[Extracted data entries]

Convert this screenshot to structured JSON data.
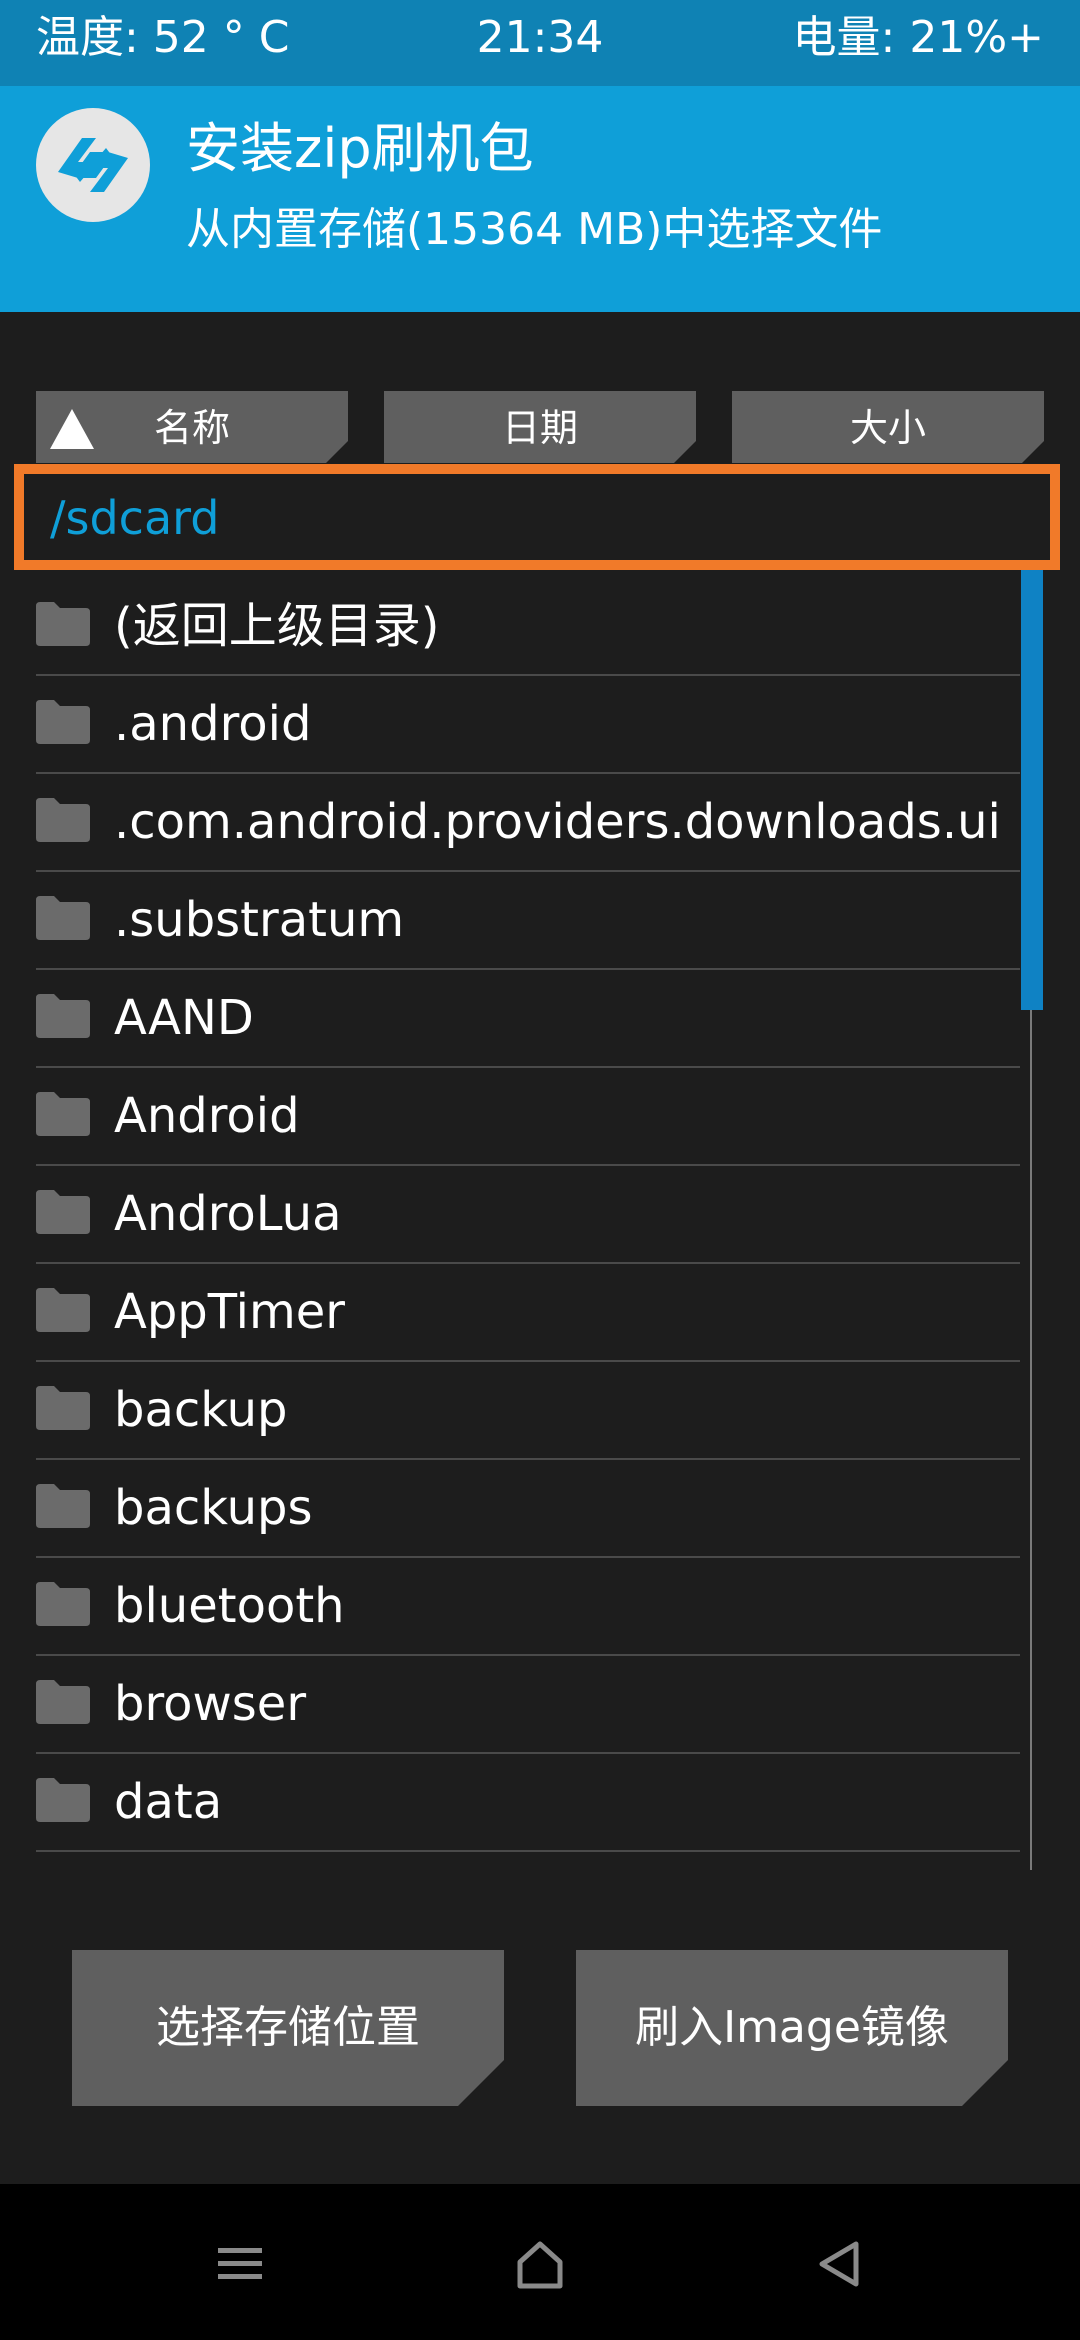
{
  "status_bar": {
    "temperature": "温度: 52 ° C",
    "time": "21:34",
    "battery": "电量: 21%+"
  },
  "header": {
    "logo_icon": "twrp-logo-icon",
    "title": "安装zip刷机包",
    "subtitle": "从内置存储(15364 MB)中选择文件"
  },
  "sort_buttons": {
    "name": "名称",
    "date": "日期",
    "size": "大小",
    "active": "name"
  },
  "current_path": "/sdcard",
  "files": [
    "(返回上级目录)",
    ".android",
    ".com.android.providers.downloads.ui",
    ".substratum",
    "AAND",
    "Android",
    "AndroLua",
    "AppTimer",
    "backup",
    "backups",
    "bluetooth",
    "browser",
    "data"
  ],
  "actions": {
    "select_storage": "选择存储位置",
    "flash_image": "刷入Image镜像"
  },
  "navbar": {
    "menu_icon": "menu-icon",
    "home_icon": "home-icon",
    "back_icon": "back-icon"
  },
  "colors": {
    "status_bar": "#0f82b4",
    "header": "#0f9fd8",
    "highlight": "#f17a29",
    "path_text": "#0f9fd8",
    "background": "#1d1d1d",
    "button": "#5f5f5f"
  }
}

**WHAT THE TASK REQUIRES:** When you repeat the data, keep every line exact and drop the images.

**TASK RESULT:**
Convert this screenshot to structured JSON data.
{
  "status_bar": {
    "temperature": "温度: 52 ° C",
    "time": "21:34",
    "battery": "电量: 21%+"
  },
  "header": {
    "logo_icon": "twrp-logo-icon",
    "title": "安装zip刷机包",
    "subtitle": "从内置存储(15364 MB)中选择文件"
  },
  "sort_buttons": {
    "name": "名称",
    "date": "日期",
    "size": "大小",
    "active": "name"
  },
  "current_path": "/sdcard",
  "files": [
    "(返回上级目录)",
    ".android",
    ".com.android.providers.downloads.ui",
    ".substratum",
    "AAND",
    "Android",
    "AndroLua",
    "AppTimer",
    "backup",
    "backups",
    "bluetooth",
    "browser",
    "data"
  ],
  "actions": {
    "select_storage": "选择存储位置",
    "flash_image": "刷入Image镜像"
  },
  "navbar": {
    "menu_icon": "menu-icon",
    "home_icon": "home-icon",
    "back_icon": "back-icon"
  },
  "colors": {
    "status_bar": "#0f82b4",
    "header": "#0f9fd8",
    "highlight": "#f17a29",
    "path_text": "#0f9fd8",
    "background": "#1d1d1d",
    "button": "#5f5f5f"
  }
}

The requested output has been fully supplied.